The uneasy relationship between Rothbard and Hayek is echoed to this day, with such modern Hayekian libertarians as Virginia Postrel (former editor of Reason magazine) and Will Wilkinson lamenting the conflation of their thought with Rothbard-style beliefs. All sorts of intra-libertarian squabbles follow along the same rough lines of the no-compromise, anti-statist Rothbardians versus the more classical liberal, utilitarian, fallibilist, prudential Hayekians. The differences in ultimate political ends are often also reflected in differences in tone and willingness to engage–as opposed to rail against–the standard bastions of mainstream power and influence.

This discussion made me want to think about where I fit in with all of this. Let me pose a few questions.

1. How are willing are you to talk about compromises with the state as it is?

My answer is, “very willing.” For example, when I talk about raising the retirement age for Social Security, that is a compromise relative to “abolish Social Security.”

I justify this not on the basis of political pragmatism but on the basis of self-doubt. I believe that the state could reduce or phase out Social Security without harmful consequences, but I am not certain of this. One can imagine potentially harmful consequences, including repercussions that ultimately harm the cause of liberty. In general, I think in terms of incremental steps and experiments rather than in terms of the ultimate libertarian ideal. The much-ignored Unchecked and Unbalanced champions those sorts of ideas, even as it aims for an ideal that is very different from our current form of government.

2. What is your attitude toward Progressives?

Here, I seem to be more with Rothbard than with Wilkinson. Doherty cites this essay as an example of Rothbard’s thinking.

The enormous growth of intellectuals, academics, social scientists, technocrats, engineers, social workers, physicians, and occupational “guilds” of all types in the late 19th century led most of these groups to organize for a far greater share of the pie than they could possibly achieve on the free market. These intellectuals needed the State to license, restrict, and cartelize their occupations, so as to raise the incomes for the fortunate people already in these fields.

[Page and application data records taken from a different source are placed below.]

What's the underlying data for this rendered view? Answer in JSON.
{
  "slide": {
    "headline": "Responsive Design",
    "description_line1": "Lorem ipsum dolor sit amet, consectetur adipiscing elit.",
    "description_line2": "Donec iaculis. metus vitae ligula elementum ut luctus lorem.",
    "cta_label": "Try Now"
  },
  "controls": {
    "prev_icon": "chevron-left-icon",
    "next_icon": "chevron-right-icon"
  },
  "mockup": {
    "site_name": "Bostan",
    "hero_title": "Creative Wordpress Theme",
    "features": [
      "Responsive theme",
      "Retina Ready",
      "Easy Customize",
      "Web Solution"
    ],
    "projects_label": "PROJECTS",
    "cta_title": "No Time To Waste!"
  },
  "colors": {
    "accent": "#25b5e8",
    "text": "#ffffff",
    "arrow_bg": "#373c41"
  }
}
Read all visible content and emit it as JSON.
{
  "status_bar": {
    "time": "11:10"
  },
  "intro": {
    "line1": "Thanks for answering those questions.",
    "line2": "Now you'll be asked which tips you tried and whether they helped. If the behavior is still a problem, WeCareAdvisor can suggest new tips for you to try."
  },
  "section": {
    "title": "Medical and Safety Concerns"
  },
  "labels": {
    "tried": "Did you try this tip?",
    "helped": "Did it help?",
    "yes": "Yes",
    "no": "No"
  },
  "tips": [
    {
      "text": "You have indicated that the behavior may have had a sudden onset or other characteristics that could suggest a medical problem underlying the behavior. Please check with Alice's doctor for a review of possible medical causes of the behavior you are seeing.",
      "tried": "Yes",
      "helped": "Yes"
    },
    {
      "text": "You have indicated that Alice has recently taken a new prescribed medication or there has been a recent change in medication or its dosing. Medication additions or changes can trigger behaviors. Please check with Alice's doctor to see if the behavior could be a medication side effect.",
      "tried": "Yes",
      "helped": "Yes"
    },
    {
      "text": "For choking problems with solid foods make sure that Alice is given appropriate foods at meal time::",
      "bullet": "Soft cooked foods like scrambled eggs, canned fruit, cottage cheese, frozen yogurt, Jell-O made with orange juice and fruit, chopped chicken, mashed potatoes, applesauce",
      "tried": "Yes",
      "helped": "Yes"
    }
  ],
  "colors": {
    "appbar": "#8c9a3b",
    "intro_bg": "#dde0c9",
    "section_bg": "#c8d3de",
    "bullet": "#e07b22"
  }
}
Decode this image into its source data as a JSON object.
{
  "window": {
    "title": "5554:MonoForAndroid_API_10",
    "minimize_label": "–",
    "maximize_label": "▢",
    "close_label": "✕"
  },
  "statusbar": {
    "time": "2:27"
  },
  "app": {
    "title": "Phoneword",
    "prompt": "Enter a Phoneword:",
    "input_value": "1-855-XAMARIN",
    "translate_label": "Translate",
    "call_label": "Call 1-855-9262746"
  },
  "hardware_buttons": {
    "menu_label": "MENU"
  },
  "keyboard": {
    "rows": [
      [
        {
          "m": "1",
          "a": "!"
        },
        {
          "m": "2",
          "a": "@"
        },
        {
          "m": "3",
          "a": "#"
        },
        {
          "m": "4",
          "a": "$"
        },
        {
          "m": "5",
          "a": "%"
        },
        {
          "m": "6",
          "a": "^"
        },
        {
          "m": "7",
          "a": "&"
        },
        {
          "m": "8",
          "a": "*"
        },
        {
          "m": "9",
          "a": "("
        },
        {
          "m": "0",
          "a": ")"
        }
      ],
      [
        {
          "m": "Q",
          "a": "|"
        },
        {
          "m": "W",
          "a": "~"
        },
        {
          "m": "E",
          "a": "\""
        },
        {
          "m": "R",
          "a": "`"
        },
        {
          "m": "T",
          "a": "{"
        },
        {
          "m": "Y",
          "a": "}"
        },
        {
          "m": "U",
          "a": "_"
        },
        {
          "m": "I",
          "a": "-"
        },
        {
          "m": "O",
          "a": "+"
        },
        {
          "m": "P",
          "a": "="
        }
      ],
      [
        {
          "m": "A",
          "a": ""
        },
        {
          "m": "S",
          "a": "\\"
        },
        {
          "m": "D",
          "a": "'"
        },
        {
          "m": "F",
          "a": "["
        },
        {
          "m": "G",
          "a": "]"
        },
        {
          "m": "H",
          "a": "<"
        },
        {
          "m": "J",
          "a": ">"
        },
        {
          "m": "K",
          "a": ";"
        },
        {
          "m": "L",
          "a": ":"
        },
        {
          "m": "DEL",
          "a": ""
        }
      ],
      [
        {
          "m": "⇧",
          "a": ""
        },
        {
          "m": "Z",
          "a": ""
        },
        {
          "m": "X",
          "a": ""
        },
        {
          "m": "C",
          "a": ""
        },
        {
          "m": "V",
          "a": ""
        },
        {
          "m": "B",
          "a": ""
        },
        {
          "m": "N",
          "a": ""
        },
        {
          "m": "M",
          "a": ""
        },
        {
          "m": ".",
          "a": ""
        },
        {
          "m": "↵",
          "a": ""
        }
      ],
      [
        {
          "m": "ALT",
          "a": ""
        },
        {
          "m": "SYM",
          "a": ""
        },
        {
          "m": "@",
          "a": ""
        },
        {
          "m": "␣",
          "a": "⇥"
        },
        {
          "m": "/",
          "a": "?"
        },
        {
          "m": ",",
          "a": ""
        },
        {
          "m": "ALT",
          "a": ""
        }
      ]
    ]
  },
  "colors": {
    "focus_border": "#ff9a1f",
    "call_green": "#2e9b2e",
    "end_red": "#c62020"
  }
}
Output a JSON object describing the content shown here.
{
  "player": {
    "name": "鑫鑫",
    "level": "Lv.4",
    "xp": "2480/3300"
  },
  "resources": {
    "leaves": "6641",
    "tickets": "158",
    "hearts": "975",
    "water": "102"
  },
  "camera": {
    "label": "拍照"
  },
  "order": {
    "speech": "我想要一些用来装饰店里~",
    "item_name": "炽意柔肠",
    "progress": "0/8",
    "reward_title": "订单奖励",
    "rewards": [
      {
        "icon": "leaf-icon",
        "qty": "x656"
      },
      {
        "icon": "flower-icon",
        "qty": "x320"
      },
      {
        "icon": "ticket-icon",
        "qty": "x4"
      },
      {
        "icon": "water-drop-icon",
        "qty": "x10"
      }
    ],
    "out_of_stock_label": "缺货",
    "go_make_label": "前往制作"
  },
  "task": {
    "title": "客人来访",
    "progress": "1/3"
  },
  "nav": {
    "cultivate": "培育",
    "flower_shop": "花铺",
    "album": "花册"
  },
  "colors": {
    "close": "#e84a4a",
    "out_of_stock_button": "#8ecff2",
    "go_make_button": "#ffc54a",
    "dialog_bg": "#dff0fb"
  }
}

I differ with Rothbard in that I see the advance of the Progressive ideology less as a result of conscious conspiracy and more as an emergent phenomenon based on man’s status-seeking nature. The academy is a fractal set of ranking systems, almost as if it were designed to appeal to people looking for status measures. Moreover, to a great extent, your status depends on your profession of faith, in things like global warming. The system is recursive, in that above all, you must profess faith in the process by which intellectuals gain power, both within the academy and in the apparatus of the state.

(Given that the Obama Administration consists of the exact sorts of technocrats that the Progressive movement exalts–not a single businessman among the key players–I predict that the Progressive narrative will never concede that this Administration failed. Instead, the narrative will necessarily be that its problems were inherited and that the country became ungovernable. Robert Wright is the latest contributor to this narrative. Another narrative variation that you will find is that Obama’s only flaw was his unwillingness to fight harder for Progressive policies.

Again, I do not see a conspiracy to protect Obama. Instead, I see a natural attempt to resolve the cognitive dissonance that results from having to reconcile a nearly ideal Progressive scenario–Obama plus 60 Senators plus a House majority–with adverse poll numbers, a failed stimulus program, a health care reform that was hardly worth fighting for, and in general not much to show for all the technocratic brilliance.)

3. Does the state have necessary functions?

I believe that it does, but I am not sure. I am strongly inclined to believe that unless we agree to have an ultimate arbiter of disputes, the equilibrium is what North, Weingast, and Wallis call “the natural state,” in which a coalition of violent gangs extorts from the general public and shares the loot. Our imperfect democracy, or “open-access order” in NWW’s terminology, is far from perfect, but it allows more people to have more opportunity to hold onto more of the wealth that they create.

However, my guess is that what we think of as typical government functions–education, income security, police and fire protection, etc.–could be supplied competitively by profit-seeking firms, charities, or mutual aid societies. There are various issues with this approach–again, see my much-ignored book if you want more discussion.

Overall, I think my views may not be far from Rothbard’s, but I am far more intellectually cautious. I am aware that I have changed my mind over the years, which suggests that I could be persuaded to do so again.